Defendants are The standard of proof presumed innocent in criminal court is until proven guilty beyond a reasonable doubt
All those chosen from the master list are summoned to appear. This group, from which the jury will be selected, is called the Venire. The attorneys then determine the suitability of each potential juror through a questioning period called Voir Dire.
Contrast challenges for cause and peremptory challenges during voir dire.
There are two ways jurors are excluded: Challenges for Cause ◦ The attorney must provide a sound, legally justifiable reason why a juror cannot serve Peremptory Challenges ◦ The attorney can remove a juror without showing and supporting reason or cause ◦ Batson vs.. Kentucky (1986)
Opening Statements: The first step of the trial process. The prosecutor speaks first, followed by defense counsel. Each side attempts to construct a “road map” of their case for the jury to follow by outlining their evidence.
Explain the difference between testimony and real evidence, between lay witnesses and expert witnesses, and between direct evidence and circumstantial evidence.
Testimony is verbal Real evidence is evidence given by brought into court and witnesses under oath. seen by the jury, as opposed to evidence that is described for a jury.
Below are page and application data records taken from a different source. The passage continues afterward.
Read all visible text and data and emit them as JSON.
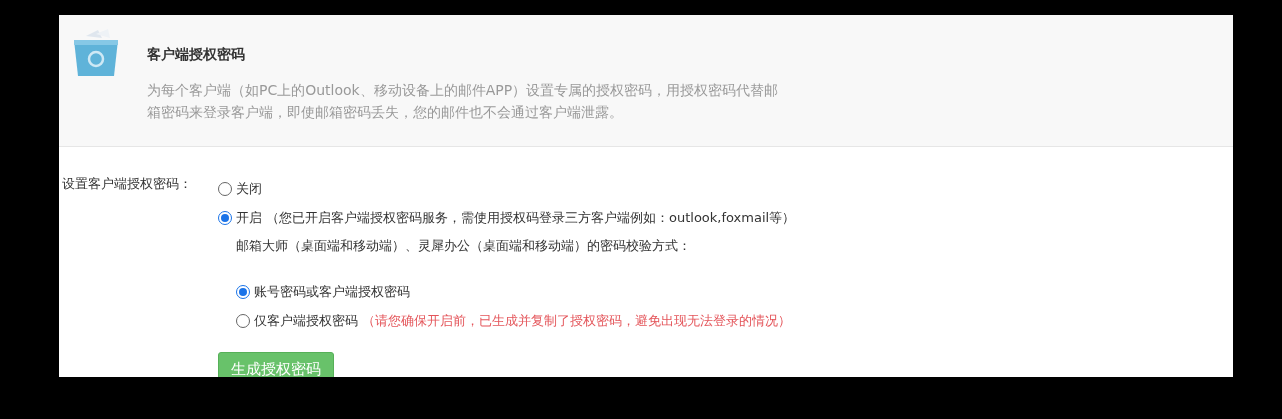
{
  "header": {
    "title": "客户端授权密码",
    "description": "为每个客户端（如PC上的Outlook、移动设备上的邮件APP）设置专属的授权密码，用授权密码代替邮箱密码来登录客户端，即使邮箱密码丢失，您的邮件也不会通过客户端泄露。"
  },
  "setting": {
    "label": "设置客户端授权密码：",
    "options": [
      {
        "label": "关闭",
        "selected": false
      },
      {
        "label": "开启",
        "note": "（您已开启客户端授权密码服务，需使用授权码登录三方客户端例如：outlook,foxmail等）",
        "selected": true
      }
    ],
    "verify_label": "邮箱大师（桌面端和移动端）、灵犀办公（桌面端和移动端）的密码校验方式：",
    "verify_options": [
      {
        "label": "账号密码或客户端授权密码",
        "selected": true
      },
      {
        "label": "仅客户端授权密码",
        "warning": "（请您确保开启前，已生成并复制了授权密码，避免出现无法登录的情况）",
        "selected": false
      }
    ]
  },
  "button": "生成授权密码"
}
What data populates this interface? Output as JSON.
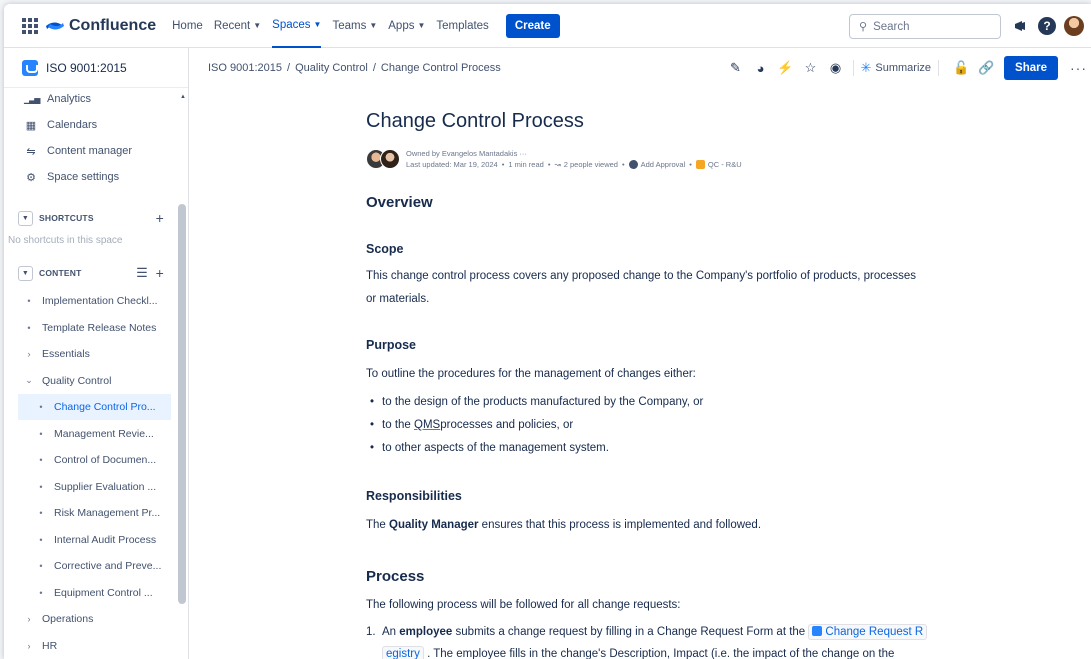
{
  "topnav": {
    "logo": "Confluence",
    "items": [
      {
        "label": "Home",
        "chevron": false
      },
      {
        "label": "Recent",
        "chevron": true
      },
      {
        "label": "Spaces",
        "chevron": true,
        "active": true
      },
      {
        "label": "Teams",
        "chevron": true
      },
      {
        "label": "Apps",
        "chevron": true
      },
      {
        "label": "Templates",
        "chevron": false
      }
    ],
    "create_label": "Create",
    "search_placeholder": "Search",
    "help_glyph": "?"
  },
  "sidebar": {
    "space_name": "ISO 9001:2015",
    "items": [
      {
        "icon": "analytics-icon",
        "glyph": "▁▃▅",
        "label": "Analytics"
      },
      {
        "icon": "calendar-icon",
        "glyph": "▦",
        "label": "Calendars"
      },
      {
        "icon": "content-manager-icon",
        "glyph": "⇋",
        "label": "Content manager"
      },
      {
        "icon": "gear-icon",
        "glyph": "⚙",
        "label": "Space settings"
      }
    ],
    "shortcuts_header": "SHORTCUTS",
    "shortcuts_empty": "No shortcuts in this space",
    "content_header": "CONTENT",
    "tree": [
      {
        "label": "Implementation Checkl...",
        "bullet": "•",
        "level": 0
      },
      {
        "label": "Template Release Notes",
        "bullet": "•",
        "level": 0
      },
      {
        "label": "Essentials",
        "bullet": "›",
        "level": 0
      },
      {
        "label": "Quality Control",
        "bullet": "⌄",
        "level": 0
      },
      {
        "label": "Change Control Pro...",
        "bullet": "•",
        "level": 1,
        "selected": true
      },
      {
        "label": "Management Revie...",
        "bullet": "•",
        "level": 1
      },
      {
        "label": "Control of Documen...",
        "bullet": "•",
        "level": 1
      },
      {
        "label": "Supplier Evaluation ...",
        "bullet": "•",
        "level": 1
      },
      {
        "label": "Risk Management Pr...",
        "bullet": "•",
        "level": 1
      },
      {
        "label": "Internal Audit Process",
        "bullet": "•",
        "level": 1
      },
      {
        "label": "Corrective and Preve...",
        "bullet": "•",
        "level": 1
      },
      {
        "label": "Equipment Control ...",
        "bullet": "•",
        "level": 1
      },
      {
        "label": "Operations",
        "bullet": "›",
        "level": 0
      },
      {
        "label": "HR",
        "bullet": "›",
        "level": 0
      }
    ]
  },
  "breadcrumb": [
    "ISO 9001:2015",
    "Quality Control",
    "Change Control Process"
  ],
  "toolbar": {
    "summarize_label": "Summarize",
    "share_label": "Share",
    "more_label": "···"
  },
  "page": {
    "title": "Change Control Process",
    "owner_line": "Owned by Evangelos Mantadakis ···",
    "last_updated": "Last updated: Mar 19, 2024",
    "read_time": "1 min read",
    "viewed": "2 people viewed",
    "approval": "Add Approval",
    "label": "QC - R&U",
    "overview_heading": "Overview",
    "scope_heading": "Scope",
    "scope_text_1": "This change control process covers any proposed change to the Company's portfolio of products, processes",
    "scope_text_2": "or materials.",
    "purpose_heading": "Purpose",
    "purpose_intro": "To outline the procedures for the management of changes either:",
    "purpose_bullets": {
      "b1": "to the design of the products manufactured by the Company, or",
      "b2_pre": "to the ",
      "b2_qms": "QMS",
      "b2_post": " processes and policies, or",
      "b3": "to other aspects of the management system."
    },
    "resp_heading": "Responsibilities",
    "resp_pre": "The ",
    "resp_bold": "Quality Manager",
    "resp_post": " ensures that this process is implemented and followed.",
    "process_heading": "Process",
    "process_intro": "The following process will be followed for all change requests:",
    "step1": {
      "num": "1.",
      "pre": "An ",
      "bold": "employee",
      "mid": " submits a change request by filling in a Change Request Form at the ",
      "link_1": "Change Request R",
      "link_2": "egistry",
      "post": " . The employee fills in the change's Description, Impact (i.e. the impact of the change on the"
    }
  }
}
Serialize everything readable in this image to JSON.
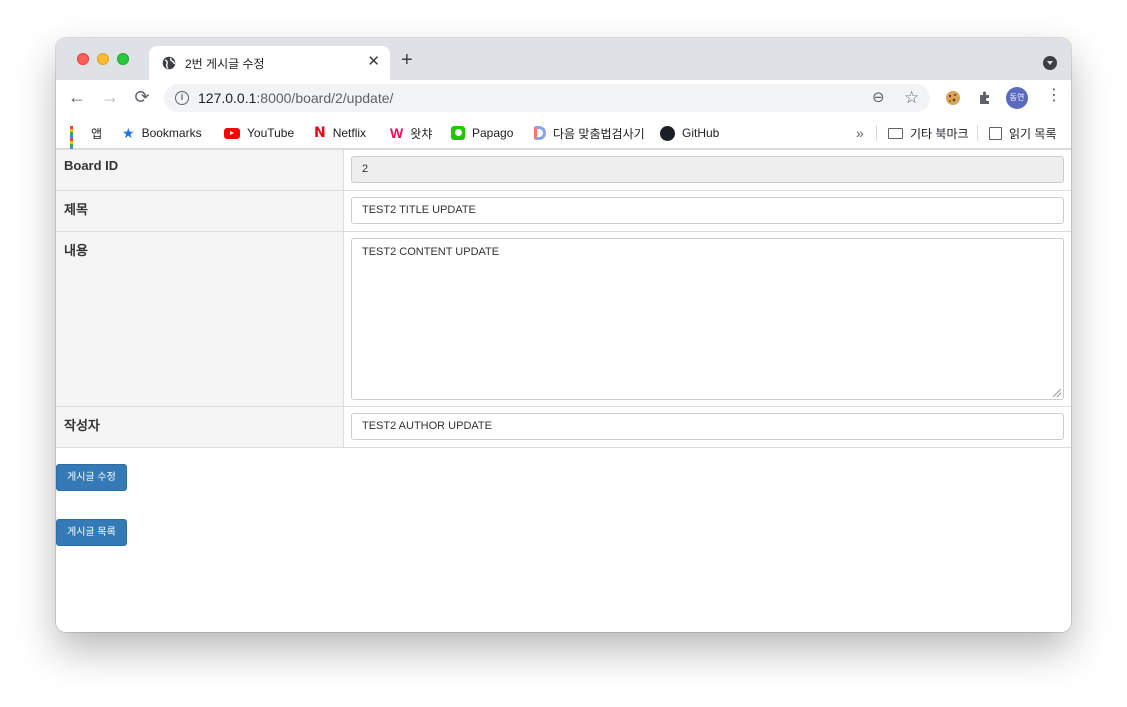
{
  "tab": {
    "title": "2번 게시글 수정",
    "close": "✕",
    "new_tab": "+"
  },
  "toolbar": {
    "back": "←",
    "forward": "→",
    "reload": "⟳",
    "url_host": "127.0.0.1",
    "url_rest": ":8000/board/2/update/",
    "zoom": "⊖",
    "star": "☆",
    "profile_initials": "동연",
    "menu": "⋮"
  },
  "bookmarks": {
    "apps": "앱",
    "items": [
      "Bookmarks",
      "YouTube",
      "Netflix",
      "왓챠",
      "Papago",
      "다음 맞춤법검사기",
      "GitHub"
    ],
    "overflow": "»",
    "other": "기타 북마크",
    "reading_list": "읽기 목록"
  },
  "form": {
    "rows": [
      {
        "label": "Board ID",
        "value": "2"
      },
      {
        "label": "제목",
        "value": "TEST2 TITLE UPDATE"
      },
      {
        "label": "내용",
        "value": "TEST2 CONTENT UPDATE"
      },
      {
        "label": "작성자",
        "value": "TEST2 AUTHOR UPDATE"
      }
    ],
    "submit_label": "게시글 수정",
    "list_label": "게시글 목록"
  },
  "colors": {
    "primary_button": "#337ab7",
    "label_bg": "#f5f5f5",
    "readonly_bg": "#eeeeee"
  }
}
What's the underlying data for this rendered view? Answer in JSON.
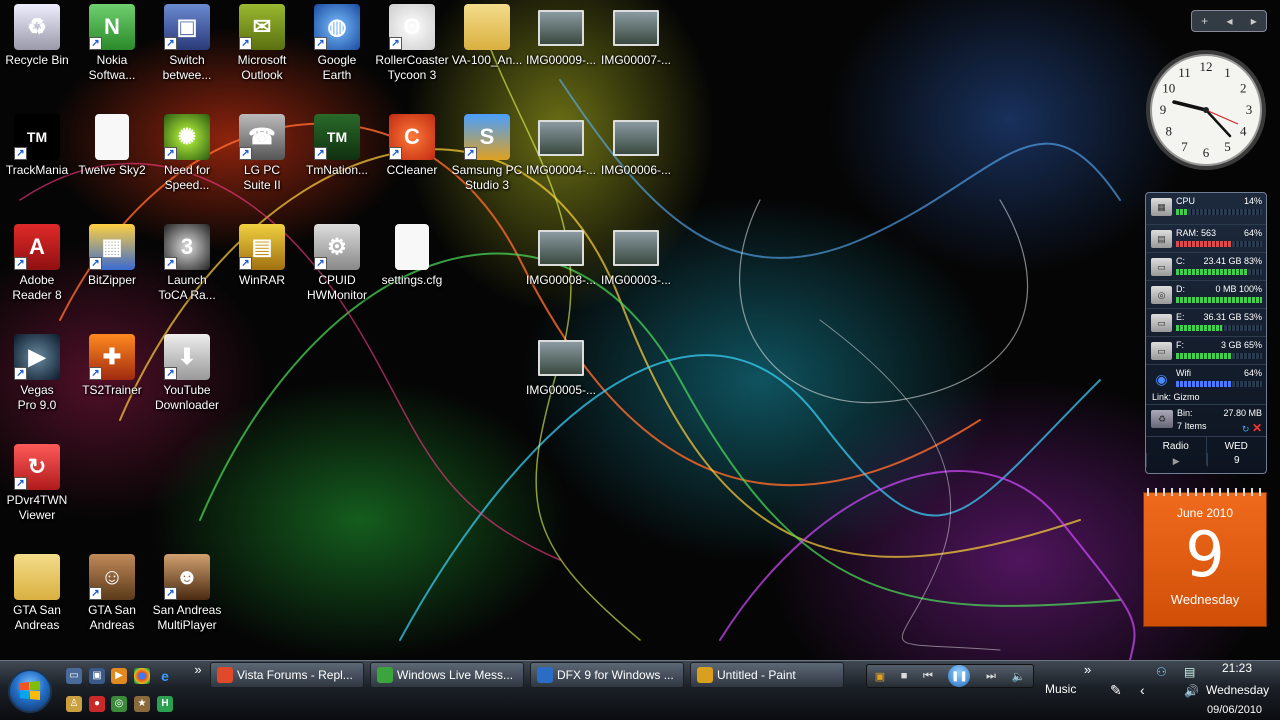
{
  "desktop": {
    "icons": [
      {
        "label": "Recycle Bin",
        "icon": "recycle-bin-icon"
      },
      {
        "label": "Nokia Softwa...",
        "icon": "nokia-icon"
      },
      {
        "label": "Switch betwee...",
        "icon": "switch-windows-icon"
      },
      {
        "label": "Microsoft Outlook",
        "icon": "outlook-icon"
      },
      {
        "label": "Google Earth",
        "icon": "google-earth-icon"
      },
      {
        "label": "RollerCoaster Tycoon 3",
        "icon": "panda-icon"
      },
      {
        "label": "VA-100_An...",
        "icon": "folder-icon"
      },
      {
        "label": "IMG00009-...",
        "icon": "image-thumbnail-icon"
      },
      {
        "label": "IMG00007-...",
        "icon": "image-thumbnail-icon"
      },
      {
        "label": "TrackMania",
        "icon": "trackmania-icon"
      },
      {
        "label": "Twelve Sky2",
        "icon": "document-icon"
      },
      {
        "label": "Need for Speed...",
        "icon": "nfs-icon"
      },
      {
        "label": "LG PC Suite II",
        "icon": "phone-icon"
      },
      {
        "label": "TmNation...",
        "icon": "tmnation-icon"
      },
      {
        "label": "CCleaner",
        "icon": "ccleaner-icon"
      },
      {
        "label": "Samsung PC Studio 3",
        "icon": "samsung-icon"
      },
      {
        "label": "IMG00004-...",
        "icon": "image-thumbnail-icon"
      },
      {
        "label": "IMG00006-...",
        "icon": "image-thumbnail-icon"
      },
      {
        "label": "Adobe Reader 8",
        "icon": "adobe-reader-icon"
      },
      {
        "label": "BitZipper",
        "icon": "bitzipper-icon"
      },
      {
        "label": "Launch ToCA Ra...",
        "icon": "toca-icon"
      },
      {
        "label": "WinRAR",
        "icon": "winrar-icon"
      },
      {
        "label": "CPUID HWMonitor",
        "icon": "hwmonitor-icon"
      },
      {
        "label": "settings.cfg",
        "icon": "document-icon"
      },
      {
        "label": "IMG00008-...",
        "icon": "image-thumbnail-icon"
      },
      {
        "label": "IMG00003-...",
        "icon": "image-thumbnail-icon"
      },
      {
        "label": "Vegas Pro 9.0",
        "icon": "vegas-icon"
      },
      {
        "label": "TS2Trainer",
        "icon": "ts2trainer-icon"
      },
      {
        "label": "YouTube Downloader",
        "icon": "youtube-downloader-icon"
      },
      {
        "label": "IMG00005-...",
        "icon": "image-thumbnail-icon"
      },
      {
        "label": "PDvr4TWN Viewer",
        "icon": "pdvr-icon"
      },
      {
        "label": "GTA San Andreas",
        "icon": "folder-icon"
      },
      {
        "label": "GTA San Andreas",
        "icon": "gta-icon"
      },
      {
        "label": "San Andreas MultiPlayer",
        "icon": "samp-icon"
      }
    ]
  },
  "sidebar": {
    "controls": [
      "+",
      "◂",
      "▸"
    ],
    "clock": {
      "numbers": [
        "12",
        "1",
        "2",
        "3",
        "4",
        "5",
        "6",
        "7",
        "8",
        "9",
        "10",
        "11"
      ]
    },
    "meter": {
      "cpu": {
        "label": "CPU",
        "value": "14%",
        "level": 14
      },
      "ram": {
        "label": "RAM: 563",
        "value": "64%",
        "level": 64
      },
      "c": {
        "label": "C:",
        "value": "23.41 GB 83%",
        "level": 83
      },
      "d": {
        "label": "D:",
        "value": "0 MB 100%",
        "level": 100
      },
      "e": {
        "label": "E:",
        "value": "36.31 GB 53%",
        "level": 53
      },
      "f": {
        "label": "F:",
        "value": "3 GB 65%",
        "level": 65
      },
      "wifi": {
        "label": "Wifi",
        "value": "64%",
        "level": 64,
        "link": "Link: Gizmo"
      },
      "bin": {
        "label": "Bin:",
        "size": "27.80 MB",
        "items": "7 Items"
      },
      "radio": {
        "label": "Radio",
        "play": "▶"
      },
      "date": {
        "weekday": "WED",
        "day": "9"
      }
    },
    "calendar": {
      "month": "June 2010",
      "day": "9",
      "weekday": "Wednesday"
    }
  },
  "taskbar": {
    "tasks": [
      {
        "label": "Vista Forums - Repl...",
        "icon": "chrome-icon",
        "color": "#e04a2a"
      },
      {
        "label": "Windows Live Mess...",
        "icon": "messenger-icon",
        "color": "#3ca43c"
      },
      {
        "label": "DFX 9 for Windows ...",
        "icon": "dfx-icon",
        "color": "#2b6cc4"
      },
      {
        "label": "Untitled - Paint",
        "icon": "paint-icon",
        "color": "#d9a020"
      }
    ],
    "overflow": "»",
    "music_label": "Music",
    "time": "21:23",
    "weekday": "Wednesday",
    "date": "09/06/2010"
  }
}
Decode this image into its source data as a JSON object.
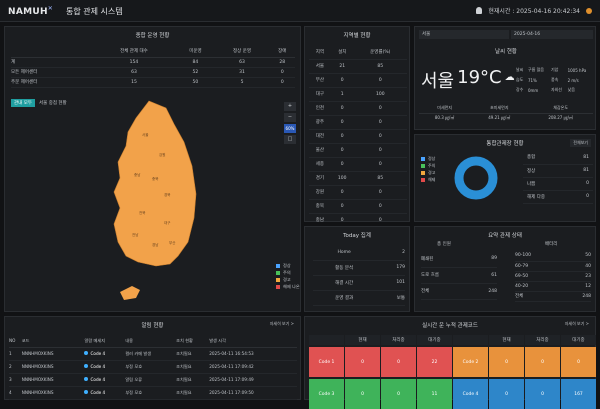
{
  "header": {
    "logo": "NAMUH",
    "title": "통합 관제 시스템",
    "clock_label": "현재시간 : 2025-04-16 20:42:34"
  },
  "overview": {
    "title": "종합 운영 현황",
    "columns": [
      "",
      "전체 관제 대수",
      "미운영",
      "정상 운영",
      "장애"
    ],
    "rows": [
      [
        "계",
        "154",
        "84",
        "63",
        "28"
      ],
      [
        "모든 제어센터",
        "63",
        "52",
        "31",
        "0"
      ],
      [
        "주문 제어센터",
        "15",
        "50",
        "5",
        "0"
      ]
    ]
  },
  "map": {
    "tag": "관내 모두",
    "tag2": "서울 중점 현황",
    "zoom_label": "60%",
    "legend": [
      "정상",
      "주의",
      "경고",
      "해제 나온"
    ],
    "legend_colors": [
      "#4aa3ff",
      "#49c15a",
      "#f2a83e",
      "#e24a4a"
    ]
  },
  "regions": {
    "title": "지역별 현황",
    "columns": [
      "지역",
      "설치",
      "운영률(%)"
    ],
    "rows": [
      [
        "서울",
        "21",
        "85"
      ],
      [
        "부산",
        "0",
        "0"
      ],
      [
        "대구",
        "1",
        "100"
      ],
      [
        "인천",
        "0",
        "0"
      ],
      [
        "광주",
        "0",
        "0"
      ],
      [
        "대전",
        "0",
        "0"
      ],
      [
        "울산",
        "0",
        "0"
      ],
      [
        "세종",
        "0",
        "0"
      ],
      [
        "경기",
        "100",
        "85"
      ],
      [
        "강원",
        "0",
        "0"
      ],
      [
        "충북",
        "0",
        "0"
      ],
      [
        "충남",
        "0",
        "0"
      ]
    ]
  },
  "today": {
    "title": "Today 집계",
    "rows": [
      [
        "Home",
        "2  "
      ],
      [
        "활동 분석",
        "179  "
      ],
      [
        "해결 시간",
        "101  "
      ],
      [
        "운영 결과",
        "보통"
      ]
    ]
  },
  "weather": {
    "region_select": "서울",
    "date_select": "2025-04-16",
    "title": "날씨 현황",
    "city": "서울",
    "temp": "19°C",
    "details": [
      [
        "날씨",
        "구름 많음",
        "기압",
        "1005 hPa"
      ],
      [
        "습도",
        "71%",
        "풍속",
        "2 m/s"
      ],
      [
        "강수",
        "0mm",
        "자외선",
        "낮음"
      ]
    ],
    "air": [
      "미세먼지",
      "초미세먼지",
      "체감온도"
    ],
    "air_vals": [
      "80.3 ㎍/㎥",
      "49.21 ㎍/㎥",
      "208.27 ㎍/㎥"
    ]
  },
  "status": {
    "title": "통합관제장 현황",
    "filter": "전체보기",
    "legend": [
      "정상",
      "주의",
      "경고",
      "해제"
    ],
    "rows": [
      [
        "총합",
        "81",
        "cat"
      ],
      [
        "정상",
        "81",
        "cat"
      ],
      [
        "나쁨",
        "0",
        "cat"
      ],
      [
        "해제 다중",
        "0",
        "cat"
      ]
    ],
    "donut_color": "#2a8fd6"
  },
  "zone": {
    "title": "요약 관제 상태",
    "left_label": "총 인원",
    "right_label": "배터리",
    "left_rows": [
      [
        "폐쇄된",
        "89  "
      ],
      [
        "도로 흐름",
        "61  "
      ],
      [
        "전체",
        "248  "
      ]
    ],
    "right_rows": [
      [
        "90-100",
        "50"
      ],
      [
        "60-79",
        "40"
      ],
      [
        "69-50",
        "23"
      ],
      [
        "40-20",
        "12"
      ],
      [
        "전체",
        "248"
      ]
    ]
  },
  "alarms": {
    "title": "알림 현황",
    "more": "자세히 보기 >",
    "columns": [
      "NO",
      "코드",
      "알람 메세지",
      "내용",
      "조치 현황",
      "발생 시각"
    ],
    "rows": [
      [
        "1",
        "NNNHMOXKINS",
        "Code 4",
        "컬러 카메 발생",
        "조치필요",
        "2025-04-11 16:54:53"
      ],
      [
        "2",
        "NNNHMOXKINS",
        "Code 4",
        "부정 모호",
        "조치필요",
        "2025-04-11 17:09:42"
      ],
      [
        "3",
        "NNNHMOXKINS",
        "Code 4",
        "알림 오류",
        "조치필요",
        "2025-04-11 17:09:49"
      ],
      [
        "4",
        "NNNHMOXKINS",
        "Code 4",
        "부정 모호",
        "조치필요",
        "2025-04-11 17:09:50"
      ]
    ]
  },
  "realtime": {
    "title": "실시간 운 누적 관제코드",
    "more": "자세히 보기 >",
    "headers": [
      "",
      "현재",
      "처리중",
      "대기중",
      "",
      "현재",
      "처리중",
      "대기중"
    ],
    "row1": [
      "Code 1",
      "0",
      "0",
      "22",
      "Code 2",
      "0",
      "0",
      "0"
    ],
    "row2": [
      "Code 3",
      "0",
      "0",
      "11",
      "Code 4",
      "0",
      "0",
      "167"
    ]
  }
}
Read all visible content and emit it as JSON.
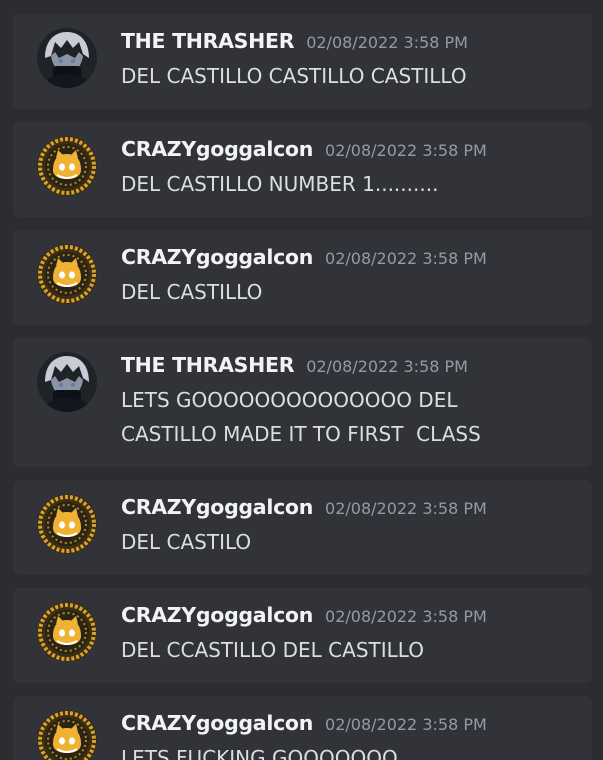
{
  "messages": [
    {
      "author": "THE THRASHER",
      "avatar": "anime-character-avatar",
      "timestamp": "02/08/2022 3:58 PM",
      "lines": [
        "DEL CASTILLO CASTILLO CASTILLO"
      ]
    },
    {
      "author": "CRAZYgoggalcon",
      "avatar": "yellow-discord-avatar",
      "timestamp": "02/08/2022 3:58 PM",
      "lines": [
        "DEL CASTILLO NUMBER 1.........."
      ]
    },
    {
      "author": "CRAZYgoggalcon",
      "avatar": "yellow-discord-avatar",
      "timestamp": "02/08/2022 3:58 PM",
      "lines": [
        "DEL CASTILLO"
      ]
    },
    {
      "author": "THE THRASHER",
      "avatar": "anime-character-avatar",
      "timestamp": "02/08/2022 3:58 PM",
      "lines": [
        "LETS GOOOOOOOOOOOOOO DEL",
        "CASTILLO MADE IT TO FIRST  CLASS"
      ]
    },
    {
      "author": "CRAZYgoggalcon",
      "avatar": "yellow-discord-avatar",
      "timestamp": "02/08/2022 3:58 PM",
      "lines": [
        "DEL CASTILO"
      ]
    },
    {
      "author": "CRAZYgoggalcon",
      "avatar": "yellow-discord-avatar",
      "timestamp": "02/08/2022 3:58 PM",
      "lines": [
        "DEL CCASTILLO DEL CASTILLO"
      ]
    },
    {
      "author": "CRAZYgoggalcon",
      "avatar": "yellow-discord-avatar",
      "timestamp": "02/08/2022 3:58 PM",
      "lines": [
        "LETS FUCKING GOOOOOOO"
      ]
    }
  ],
  "colors": {
    "background": "#2b2d31",
    "card": "#313338",
    "username": "#f2f3f5",
    "timestamp": "#949ba4",
    "text": "#dbdee1",
    "yellow_avatar": "#f0b232"
  }
}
Lay witnesses are Expert witnesses are those who can those with truthfully and professional training accurately testify on a or substantial fact in question experience qualifying without having her/him to testify on a specialized training or certain subject. knowledge; an ordinary witness.
Direct evidence is Circumstantial evidence that evidence is indirect establishes the evidence that is existence of a fact offered to establish, that is in question by inference, the without relying on likelihood of a fact inference. that is in question.
The Prosecution’s Case: Burden of proof is on the state. Attempts to establish corpus delicti. Calls witnesses for direct examination. ◦ Establishes relevance and competency of witnesses. ◦ Avoids hearsay. ◦ After cross-examination, prosecutor will have one more opportunity during redirect examination.
Questions: ◦ Why is it important for prosecutors to uphold high ethical standards? ◦ Are there ripple effects on the criminal justice system when a case like this gets high-profile media attention?
Defense Strategies: The defense can simply rest Create reasonable doubt Present an alibi defense Present an affirmative defense ◦ Self defense ◦ Insanity ◦ Duress ◦ Entrapment
Rebuttal and Surrebuttal Closing Arguments
Jury Deliberation The Verdict Appeals
Indicate the circumstances in which a criminal defendant may be tried a second time for the same act.
Double Jeopardy – The Fifth Amendment prohibits a second prosecution in the same court for the same criminal offense ◦ The Possibility and Risk of Retrial – a state’s prosecution of a crime will not prevent a separate federal prosecution of the same crime, and vice versa, if the act is also defined as a crime under federal law; different states may also prosecute the same person for multiple crimes that take place in different jurisdictions